I’m by no means an expert and still have some learning to do in the area of feeding and giving animals water, but I’ve found that anything that makes feeding and watering the animals easier is a good thing! I still have more to learn in this area and would love to put a better watering system into the donkey pen, but for now, I’m happy to give them fresh water one or two times a day because that means I’m making sure to check in with them and give them the attention they need. I’ve had a lot of comments and questions on the chicken feeder I made and have used for over a year now. It has been very helpful. Connor and his grandpa made a pig waterer that has made keeping clean water in the pig pen a lot easier.
As soon as we got chicks I recognized a major food and water waste issue even in the brooder boxes. Once the chicks were old enough to send outside, I knew I wanted to use a feeder that would help with this issue and a waterer that wouldn’t allow the water to spill or get dirty. I searched and searched online for chicken feeders and came across someone who made their own out of a plastic storage bin. I was a little skeptical because I wasn’t sure the chickens would figure it out, but they caught on immediately.
The first feeder I made required a lot of help from my father-in-law. I didn’t have the drill attachment to cut the holes into the box. Since it was a clear, plastic storage bin it became brittle quickly after one summer worth of sun. Once it cracked and started spilling feed I made a replacement. This time my father-in-law offered to give me the drill attachment, he’s a smart guy! Now I can make feeders whenever I need one.
So the process is pretty easy:
- Get a plastic storage bin with a removable lid. Clear is nice because you can see how much feed you have left, but it gets brittle quickly from the sun.
- Using a hole saw, make holes in the sides. Be sure to check out the link to the specific measurements so that your holes are easily accessible for the chickens.
- Buy PVC elbows and attach to box with caulking/sealant that is waterproof and appropriate for outdoor projects. Allow a day of drying time.

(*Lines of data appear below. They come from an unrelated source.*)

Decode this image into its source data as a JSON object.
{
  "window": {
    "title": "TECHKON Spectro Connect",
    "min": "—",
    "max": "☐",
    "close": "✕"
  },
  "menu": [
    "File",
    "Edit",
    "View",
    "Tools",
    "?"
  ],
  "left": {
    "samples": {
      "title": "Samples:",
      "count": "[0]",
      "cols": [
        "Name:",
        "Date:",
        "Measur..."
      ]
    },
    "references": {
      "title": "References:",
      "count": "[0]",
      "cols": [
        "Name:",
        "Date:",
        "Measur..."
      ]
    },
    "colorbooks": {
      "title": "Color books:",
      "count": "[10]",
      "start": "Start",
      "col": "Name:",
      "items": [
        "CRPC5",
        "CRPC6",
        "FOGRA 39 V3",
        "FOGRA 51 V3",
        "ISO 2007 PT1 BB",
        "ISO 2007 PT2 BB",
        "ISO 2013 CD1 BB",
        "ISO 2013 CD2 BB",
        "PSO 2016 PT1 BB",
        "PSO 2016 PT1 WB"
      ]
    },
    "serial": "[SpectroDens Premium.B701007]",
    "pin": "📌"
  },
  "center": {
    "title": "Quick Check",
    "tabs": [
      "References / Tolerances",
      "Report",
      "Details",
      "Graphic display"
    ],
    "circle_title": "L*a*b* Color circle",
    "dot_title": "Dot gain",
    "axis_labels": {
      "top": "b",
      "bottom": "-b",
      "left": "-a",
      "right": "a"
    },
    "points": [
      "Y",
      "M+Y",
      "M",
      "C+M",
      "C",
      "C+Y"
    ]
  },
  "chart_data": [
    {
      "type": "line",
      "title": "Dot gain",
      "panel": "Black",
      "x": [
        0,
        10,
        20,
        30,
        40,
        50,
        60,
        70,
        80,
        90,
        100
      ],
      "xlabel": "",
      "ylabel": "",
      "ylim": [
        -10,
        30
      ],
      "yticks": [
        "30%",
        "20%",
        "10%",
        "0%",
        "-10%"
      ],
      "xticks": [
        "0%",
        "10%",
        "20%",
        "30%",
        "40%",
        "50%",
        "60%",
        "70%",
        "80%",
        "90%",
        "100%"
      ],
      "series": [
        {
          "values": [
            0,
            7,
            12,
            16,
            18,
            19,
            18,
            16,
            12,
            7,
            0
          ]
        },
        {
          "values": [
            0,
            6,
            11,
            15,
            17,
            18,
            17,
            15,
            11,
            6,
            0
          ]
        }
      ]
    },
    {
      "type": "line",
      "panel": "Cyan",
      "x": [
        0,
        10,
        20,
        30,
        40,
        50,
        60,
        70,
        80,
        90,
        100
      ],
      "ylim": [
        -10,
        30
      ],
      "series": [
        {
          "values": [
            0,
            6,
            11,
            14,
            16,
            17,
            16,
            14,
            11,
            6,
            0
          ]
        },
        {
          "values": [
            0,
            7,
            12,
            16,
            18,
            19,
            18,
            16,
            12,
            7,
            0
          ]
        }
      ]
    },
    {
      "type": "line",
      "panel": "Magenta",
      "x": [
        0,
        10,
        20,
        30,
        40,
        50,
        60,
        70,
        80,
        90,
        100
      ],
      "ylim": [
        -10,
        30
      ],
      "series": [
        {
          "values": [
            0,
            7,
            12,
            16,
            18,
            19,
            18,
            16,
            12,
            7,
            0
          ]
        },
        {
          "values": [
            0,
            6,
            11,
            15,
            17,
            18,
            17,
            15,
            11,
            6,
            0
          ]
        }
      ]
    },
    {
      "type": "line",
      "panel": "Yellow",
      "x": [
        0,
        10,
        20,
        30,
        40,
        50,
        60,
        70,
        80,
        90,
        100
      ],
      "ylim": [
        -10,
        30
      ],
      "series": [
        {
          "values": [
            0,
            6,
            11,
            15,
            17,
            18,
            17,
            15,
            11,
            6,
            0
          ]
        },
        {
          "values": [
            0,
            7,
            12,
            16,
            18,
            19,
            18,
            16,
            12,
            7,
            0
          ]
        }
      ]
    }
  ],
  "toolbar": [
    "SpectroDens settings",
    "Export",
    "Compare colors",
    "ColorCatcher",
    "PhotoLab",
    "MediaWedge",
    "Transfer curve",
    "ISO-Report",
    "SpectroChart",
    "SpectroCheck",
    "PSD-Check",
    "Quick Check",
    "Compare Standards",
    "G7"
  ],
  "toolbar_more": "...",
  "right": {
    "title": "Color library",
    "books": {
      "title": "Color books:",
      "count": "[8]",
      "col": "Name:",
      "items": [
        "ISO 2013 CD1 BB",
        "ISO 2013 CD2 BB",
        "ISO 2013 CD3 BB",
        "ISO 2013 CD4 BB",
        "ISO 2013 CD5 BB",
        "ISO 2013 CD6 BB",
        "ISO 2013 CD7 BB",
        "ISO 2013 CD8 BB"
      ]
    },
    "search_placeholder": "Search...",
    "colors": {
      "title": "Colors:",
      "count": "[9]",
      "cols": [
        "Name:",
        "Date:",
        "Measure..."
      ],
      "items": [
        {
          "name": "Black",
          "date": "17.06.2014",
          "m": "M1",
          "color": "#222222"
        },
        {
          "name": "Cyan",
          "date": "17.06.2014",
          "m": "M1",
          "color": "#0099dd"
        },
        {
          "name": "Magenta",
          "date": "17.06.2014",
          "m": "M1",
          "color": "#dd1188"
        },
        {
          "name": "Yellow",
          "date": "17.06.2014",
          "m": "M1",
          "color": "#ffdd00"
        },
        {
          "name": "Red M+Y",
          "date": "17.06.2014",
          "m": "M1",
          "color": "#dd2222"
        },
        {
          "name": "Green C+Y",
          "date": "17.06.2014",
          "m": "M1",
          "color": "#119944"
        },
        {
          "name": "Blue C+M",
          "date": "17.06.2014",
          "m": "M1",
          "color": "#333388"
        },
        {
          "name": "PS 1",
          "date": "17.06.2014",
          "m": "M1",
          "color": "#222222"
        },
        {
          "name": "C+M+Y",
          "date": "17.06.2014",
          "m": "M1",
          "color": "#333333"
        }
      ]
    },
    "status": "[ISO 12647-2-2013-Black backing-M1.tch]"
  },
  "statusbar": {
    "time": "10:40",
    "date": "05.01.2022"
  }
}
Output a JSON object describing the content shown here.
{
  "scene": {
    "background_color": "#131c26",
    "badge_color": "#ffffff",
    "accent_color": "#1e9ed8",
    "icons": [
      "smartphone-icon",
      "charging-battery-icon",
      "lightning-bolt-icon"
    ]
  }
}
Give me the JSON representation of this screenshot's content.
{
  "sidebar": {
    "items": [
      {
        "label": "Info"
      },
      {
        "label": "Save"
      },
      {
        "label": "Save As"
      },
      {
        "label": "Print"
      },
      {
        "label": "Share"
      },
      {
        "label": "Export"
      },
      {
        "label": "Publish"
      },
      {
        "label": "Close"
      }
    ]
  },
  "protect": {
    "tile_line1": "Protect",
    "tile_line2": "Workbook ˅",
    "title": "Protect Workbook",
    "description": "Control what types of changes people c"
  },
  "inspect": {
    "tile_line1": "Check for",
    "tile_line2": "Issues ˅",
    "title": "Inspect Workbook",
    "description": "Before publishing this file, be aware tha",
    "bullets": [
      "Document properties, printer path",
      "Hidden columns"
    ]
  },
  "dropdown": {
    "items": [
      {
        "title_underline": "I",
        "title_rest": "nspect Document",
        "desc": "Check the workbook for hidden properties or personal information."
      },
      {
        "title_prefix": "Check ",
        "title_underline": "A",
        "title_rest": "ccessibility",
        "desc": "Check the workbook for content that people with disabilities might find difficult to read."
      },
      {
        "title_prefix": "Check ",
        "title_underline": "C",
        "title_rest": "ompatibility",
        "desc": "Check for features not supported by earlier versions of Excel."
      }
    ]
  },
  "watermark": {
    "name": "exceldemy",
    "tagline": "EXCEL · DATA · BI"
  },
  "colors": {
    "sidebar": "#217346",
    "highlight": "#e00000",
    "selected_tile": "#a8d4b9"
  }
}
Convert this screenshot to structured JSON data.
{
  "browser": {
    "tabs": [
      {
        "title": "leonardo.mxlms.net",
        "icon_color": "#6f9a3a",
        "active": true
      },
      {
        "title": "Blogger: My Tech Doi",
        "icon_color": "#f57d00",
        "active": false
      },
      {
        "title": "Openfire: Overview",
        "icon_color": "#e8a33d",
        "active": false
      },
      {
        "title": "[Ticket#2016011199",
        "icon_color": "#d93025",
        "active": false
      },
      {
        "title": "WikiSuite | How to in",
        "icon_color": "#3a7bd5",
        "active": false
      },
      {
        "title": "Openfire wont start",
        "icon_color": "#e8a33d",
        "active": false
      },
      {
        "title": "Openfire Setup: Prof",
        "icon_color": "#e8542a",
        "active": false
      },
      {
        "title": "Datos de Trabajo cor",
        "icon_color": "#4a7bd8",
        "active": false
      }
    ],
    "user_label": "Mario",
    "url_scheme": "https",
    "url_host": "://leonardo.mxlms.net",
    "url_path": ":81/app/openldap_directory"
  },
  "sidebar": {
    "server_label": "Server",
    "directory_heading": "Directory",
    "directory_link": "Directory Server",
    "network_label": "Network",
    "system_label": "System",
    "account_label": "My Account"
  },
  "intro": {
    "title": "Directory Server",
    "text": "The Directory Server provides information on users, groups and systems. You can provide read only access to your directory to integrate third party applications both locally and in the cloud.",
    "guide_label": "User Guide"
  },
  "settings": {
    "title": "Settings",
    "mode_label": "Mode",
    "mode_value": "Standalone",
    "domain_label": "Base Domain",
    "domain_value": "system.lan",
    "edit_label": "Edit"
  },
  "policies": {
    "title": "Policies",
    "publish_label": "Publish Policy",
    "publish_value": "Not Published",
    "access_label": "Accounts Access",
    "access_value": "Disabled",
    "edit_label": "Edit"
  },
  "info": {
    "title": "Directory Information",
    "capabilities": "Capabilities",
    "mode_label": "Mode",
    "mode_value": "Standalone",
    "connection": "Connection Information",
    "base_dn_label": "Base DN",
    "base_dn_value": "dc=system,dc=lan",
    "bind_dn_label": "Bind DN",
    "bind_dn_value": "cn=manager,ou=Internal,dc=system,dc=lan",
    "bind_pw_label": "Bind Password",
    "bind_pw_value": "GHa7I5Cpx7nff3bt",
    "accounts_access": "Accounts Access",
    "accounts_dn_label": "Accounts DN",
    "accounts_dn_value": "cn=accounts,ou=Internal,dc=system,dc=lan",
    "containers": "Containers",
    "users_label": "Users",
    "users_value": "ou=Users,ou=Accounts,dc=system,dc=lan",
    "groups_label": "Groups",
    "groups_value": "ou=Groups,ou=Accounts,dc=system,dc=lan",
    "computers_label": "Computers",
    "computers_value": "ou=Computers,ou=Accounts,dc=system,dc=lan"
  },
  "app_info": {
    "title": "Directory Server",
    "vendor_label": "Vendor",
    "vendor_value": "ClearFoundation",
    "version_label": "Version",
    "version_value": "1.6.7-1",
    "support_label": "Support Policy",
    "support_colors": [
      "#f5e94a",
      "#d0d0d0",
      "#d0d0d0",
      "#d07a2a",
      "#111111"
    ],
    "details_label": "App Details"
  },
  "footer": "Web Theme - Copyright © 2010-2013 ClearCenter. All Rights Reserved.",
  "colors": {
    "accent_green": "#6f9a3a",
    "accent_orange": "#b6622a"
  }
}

- Fill up with feed and spend your time talking to your chickens instead of filling up feed containers! I have 8 hens and I only have to fill up the feed box every 3-4 weeks. The feed also stays dry with the box out in the rain!
My favorite chicken waterer is the Little Giant Hen Hydrator! Many stores carry them, but I love Tractor Supply, so here’s a link: https://www.tractorsupply.com/tsc/product/little-giant-hen-hydrator?cm_vc=-10005
I’ve only had one issue, a leaky nipple. I took it back to Tractor Supply and they swapped it out with a completely new waterer with no issues. At first, the chickens were a little confused by the contraption, but as soon as we activated the nipples and showed them how to make water come out they caught on! They have no issues using it. You do need to adjust the height as they grow.
When you start a project like raising pigs and know your 12-year-old is going to do all of the work, you get really motivated to make the daily routine of feed and water as simple as possible so the pigs stay alive! I searched the Internet for solutions and found many people making pig waterers out of barrels. I felt somewhat confident that we could pull the whole thing off, so I began the search for a free or cheap barrel. I found they are reasonably easy to find through FB marketplace and Craiglist. The tricky part is makings sure they are clean and haven’t been used to store any hazardous items that may put the animal’s health in jeopardy. We lucked out and found two free and clean ones!
Connor actually did a 4-H presentation on how to make a pig waterer, so here are the steps he wrote:
1.Find a barrel *food grade *plastic is best *sometimes people give away for free
2. Cut top of the barrel open
*Since the top was sealed and all we had was a hole saw, we used that to cut an opening.
3. Drill hole in the side
*Mark spot where you know your pigs can reach (around 12 inches) and drill a hole the same size as the nipple. *water nipple can be found at Tractor Supply or other feed stores
4. Attach pig nipple to barrel *place thread tape on threads of nipple *place a gasket between barrel and nut to help seal *place a nut on the outside and inside of the barrel.
5. Wash Barrel & Close *use bleach and water with multiple rinses after
After the barrel is clean you’re ready to fill it up! We use cement pavers on top to close up the opening. On really hot days we put frozen two liters into the water barrel to keep water cool. A shady spot for the barrel is best. As the pigs have grown we have added pavers for the barrel to sit on so that it is at the correct height for the pig to drink without bending its head down.
My favorite automatic feeder by far is for the sheep – fresh, green grass and weeds! But, not all of our animals are that easy! I’m glad there are people out there who have given us some great ideas and directions on how to make our own feed and water devices, I hope this helps someone out as well!